With 71 Models, Defining Learning Styles Is a Challenge

Written By

Pamela Hogle

November 26, 2018

What is a learning style? How is it different from a preference? Should you change your approach to instructional design to suit your learners’ learning styles?

These are great questions. Defining learning styles is a challenge that has confounded learning and development experts for decades. One response is to acknowledge that a learning style is a preference, and instructors should tailor instructional design to content and goals—not to individual learners’ declared styles.

Why? Because there is no consensus on what learning styles are. There is consensus that teaching to individuals’ self-identified learning preferences does not result in better results, though—consensus that eLearning Guild research director Jane Bozarth documents thoroughly in The Truth about Teaching to Learning Styles, and What to Do Instead, a Guild Research report that is available for free download.

Some researchers trace the concept to learning styles to psychiatrist Carl Jung. Katharine Briggs and her daughter, Isabel Briggs Meyers, adopted some of Jung’s ideas and used them in their “people sorting test”—which ultimately became the widely used Myers-Briggs Type Indicator, according to an NPR interview with Merve Emre, author of a book on the test, The Personality Brokers.

Since then, researchers have found “endless overlapping and poorly defined dichotomies such as ‘verbal’ v ‘auditory’ learners; ‘globalists’ v ‘analysts’; and ‘left brainers’ v ‘right brainers’, for which there is no scientific justification.” Even if all of the named “learning styles” were valid, expecting classroom instructors or instructional designers to teach to all of these, to prepare all course materials and eLearning in a way that could accommodate them, would be absurd.

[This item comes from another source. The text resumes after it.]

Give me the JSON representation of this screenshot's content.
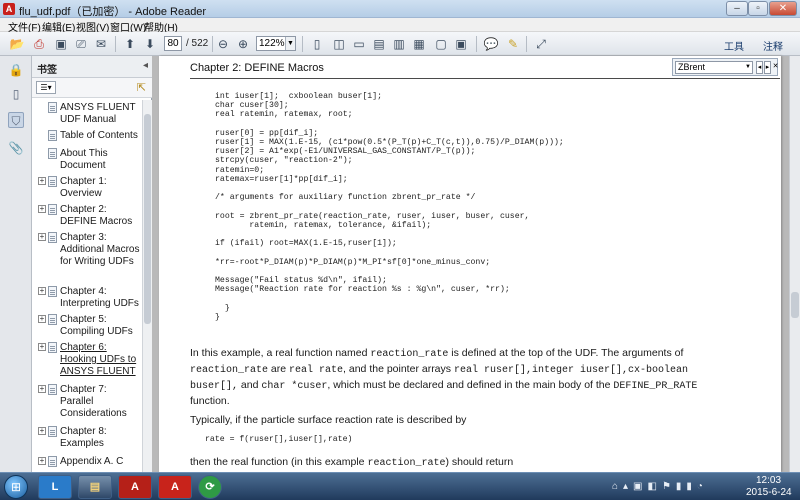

Frank Coffield, a retired professor of education, along with three coauthors, cataloged 71 learning style models in 2004, grouping them into five “families”:

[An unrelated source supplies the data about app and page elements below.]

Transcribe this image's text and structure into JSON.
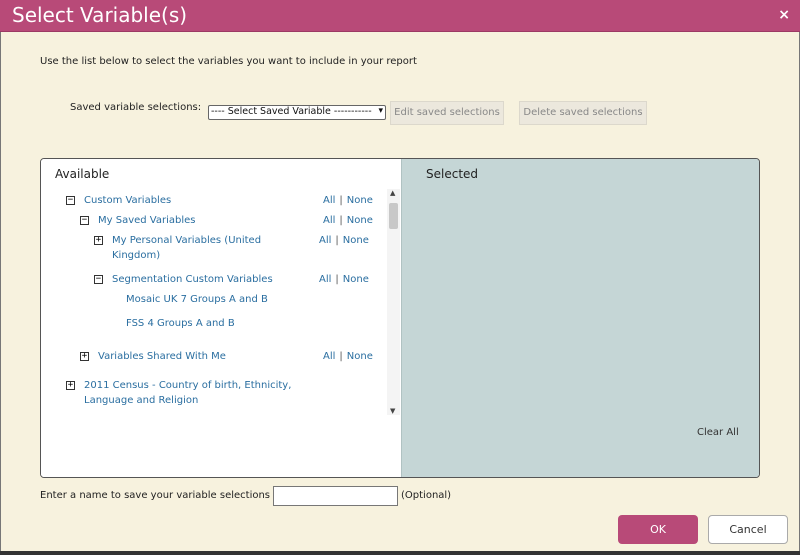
{
  "dialog": {
    "title": "Select Variable(s)",
    "close_glyph": "×",
    "instructions": "Use the list below to select the variables you want to include in your report"
  },
  "saved": {
    "label": "Saved variable selections:",
    "select_value": "---- Select Saved Variable -----------",
    "edit_label": "Edit saved selections",
    "delete_label": "Delete saved selections"
  },
  "available": {
    "header": "Available",
    "all_label": "All",
    "none_label": "None",
    "items": [
      {
        "label": "Custom Variables",
        "toggle": "−"
      },
      {
        "label": "My Saved Variables",
        "toggle": "−"
      },
      {
        "label": "My Personal Variables (United Kingdom)",
        "toggle": "+"
      },
      {
        "label": "Segmentation Custom Variables",
        "toggle": "−"
      },
      {
        "label": "Mosaic UK 7 Groups A and B"
      },
      {
        "label": "FSS 4 Groups A and B"
      },
      {
        "label": "Variables Shared With Me",
        "toggle": "+"
      },
      {
        "label": "2011 Census - Country of birth, Ethnicity, Language and Religion",
        "toggle": "+"
      }
    ]
  },
  "selected": {
    "header": "Selected",
    "clear_all": "Clear All"
  },
  "save_name": {
    "label": "Enter a name to save your variable selections :",
    "value": "",
    "optional": "(Optional)"
  },
  "buttons": {
    "ok": "OK",
    "cancel": "Cancel"
  },
  "colors": {
    "accent": "#b84a78",
    "link": "#2a6ea0",
    "background": "#f7f2de",
    "selected_panel": "#c5d6d6"
  },
  "icons": {
    "collapse": "minus-box-icon",
    "expand": "plus-box-icon",
    "close": "close-icon"
  }
}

  • Those that hold that learning style is largely “constitutionally based”;
  • Those that suggest that learning styles reflect features of the learner’s “cognitive structure”;
  • Those that view learning style as an element of a “personality type”;
  • Those that regard learning style as a “flexibly stable learning preference”; and
  • Those that “move on” from learning styles to “learning approaches, strategies, orientations and conceptions of learning.”

The researchers placed the learning style models along a continuum “based on the extent to which the developers of learning styles models and instruments appear to believe that learning styles are fixed.”

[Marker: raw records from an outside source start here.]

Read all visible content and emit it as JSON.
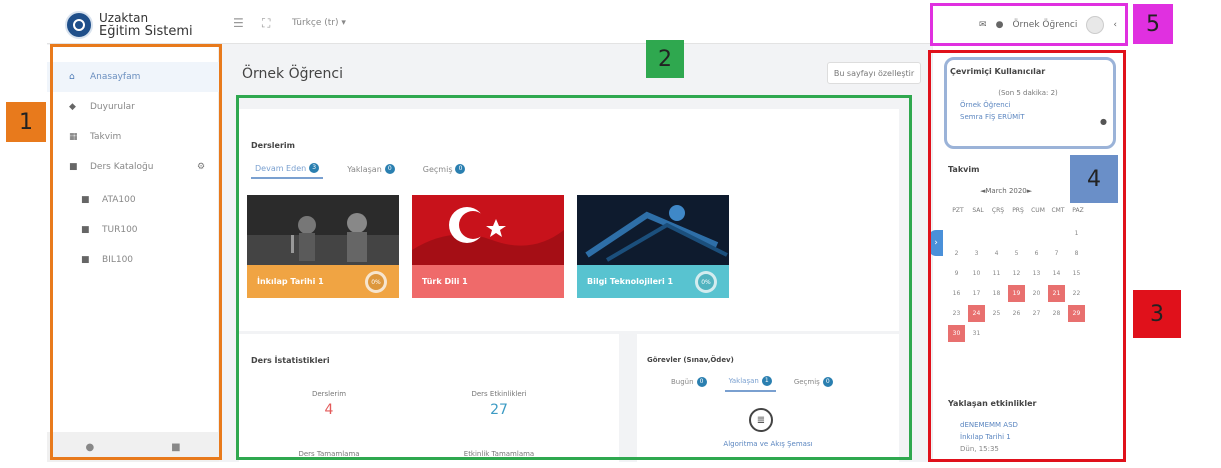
{
  "header": {
    "brand_line1": "Uzaktan",
    "brand_line2": "Eğitim Sistemi",
    "language": "Türkçe (tr) ▾",
    "user_name": "Örnek Öğrenci"
  },
  "sidebar": {
    "items": [
      {
        "label": "Anasayfam",
        "icon": "home-icon"
      },
      {
        "label": "Duyurular",
        "icon": "megaphone-icon"
      },
      {
        "label": "Takvim",
        "icon": "calendar-icon"
      },
      {
        "label": "Ders Kataloğu",
        "icon": "catalog-icon"
      },
      {
        "label": "ATA100",
        "icon": "folder-icon"
      },
      {
        "label": "TUR100",
        "icon": "folder-icon"
      },
      {
        "label": "BIL100",
        "icon": "folder-icon"
      }
    ]
  },
  "main": {
    "page_title": "Örnek Öğrenci",
    "customize_button": "Bu sayfayı özelleştir",
    "courses_title": "Derslerim",
    "tabs": [
      {
        "label": "Devam Eden",
        "count": "3"
      },
      {
        "label": "Yaklaşan",
        "count": "0"
      },
      {
        "label": "Geçmiş",
        "count": "0"
      }
    ],
    "courses": [
      {
        "name": "İnkılap Tarihi 1",
        "progress": "0%",
        "color": "#f0a443"
      },
      {
        "name": "Türk Dili 1",
        "progress": "0%",
        "color": "#ef6a6a"
      },
      {
        "name": "Bilgi Teknolojileri 1",
        "progress": "0%",
        "color": "#58c3d0"
      }
    ],
    "stats_title": "Ders İstatistikleri",
    "stats": [
      {
        "label": "Derslerim",
        "value": "4"
      },
      {
        "label": "Ders Etkinlikleri",
        "value": "27"
      },
      {
        "label": "Ders Tamamlama",
        "value": ""
      },
      {
        "label": "Etkinlik Tamamlama",
        "value": ""
      }
    ],
    "tasks_title": "Görevler (Sınav,Ödev)",
    "task_tabs": [
      {
        "label": "Bugün",
        "count": "0"
      },
      {
        "label": "Yaklaşan",
        "count": "1"
      },
      {
        "label": "Geçmiş",
        "count": "0"
      }
    ],
    "task_link": "Algoritma ve Akış Şeması"
  },
  "right": {
    "online_title": "Çevrimiçi Kullanıcılar",
    "online_sub": "(Son 5 dakika: 2)",
    "online_users": [
      "Örnek Öğrenci",
      "Semra FİŞ ERÜMİT"
    ],
    "calendar_title": "Takvim",
    "calendar_month": "◄March 2020►",
    "weekdays": [
      "PZT",
      "SAL",
      "ÇRŞ",
      "PRŞ",
      "CUM",
      "CMT",
      "PAZ"
    ],
    "days": [
      "",
      "",
      "",
      "",
      "",
      "",
      "1",
      "2",
      "3",
      "4",
      "5",
      "6",
      "7",
      "8",
      "9",
      "10",
      "11",
      "12",
      "13",
      "14",
      "15",
      "16",
      "17",
      "18",
      "19",
      "20",
      "21",
      "22",
      "23",
      "24",
      "25",
      "26",
      "27",
      "28",
      "29",
      "30",
      "31"
    ],
    "event_days": [
      "19",
      "21",
      "24",
      "29",
      "30"
    ],
    "upcoming_title": "Yaklaşan etkinlikler",
    "event_name": "dENEMEMM ASD",
    "event_course": "İnkılap Tarihi 1",
    "event_time": "Dün, 15:35"
  },
  "annotations": [
    {
      "number": "1",
      "color": "#e87a1c"
    },
    {
      "number": "2",
      "color": "#2fa84f"
    },
    {
      "number": "3",
      "color": "#e0111b"
    },
    {
      "number": "4",
      "color": "#6a8fc8"
    },
    {
      "number": "5",
      "color": "#e030e0"
    }
  ]
}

At the left end of the continuum, the family of “constitutionally based” learning style models include those approaches that include beliefs that genetics and “fixed, inherited traits” determine learning style. As one moves to the right along the continuum, or considers each family of models, the amount of interplay between inherent characteristics and environmental influence grows. On the right-hand end of the scale, theories attribute more to motivation or environmental factors as well as other external factors—including instructional and curriculum design.

The enormous number of models and the broad range of factors to which they attribute learning styles should be enough evidence to convince an instructional designer that learners are not hardwired to learn in a particular way and that attempting to tailor lessons to each learner’s style is futile. And, even if they did, Coffield’s extensive research has found “no hard evidence that students’ learning is enhanced by teaching tailored to their learning style.”

The desire to teach to learning styles endures, though, because the allure of finding just the right approach to turn each learner into a star student is irresistible to many educators. Rather than expending resources defining learning styles and molding curriculum to fit, Bozarth encourages L&D professionals to “expand our own toolkits and understanding of instructional strategies that do work, to come armed with evidence and better ideas, to incorporate them into our practice, and to help others become more fluent in recognizing and creating better learning solutions.”

More Management

You May Also Like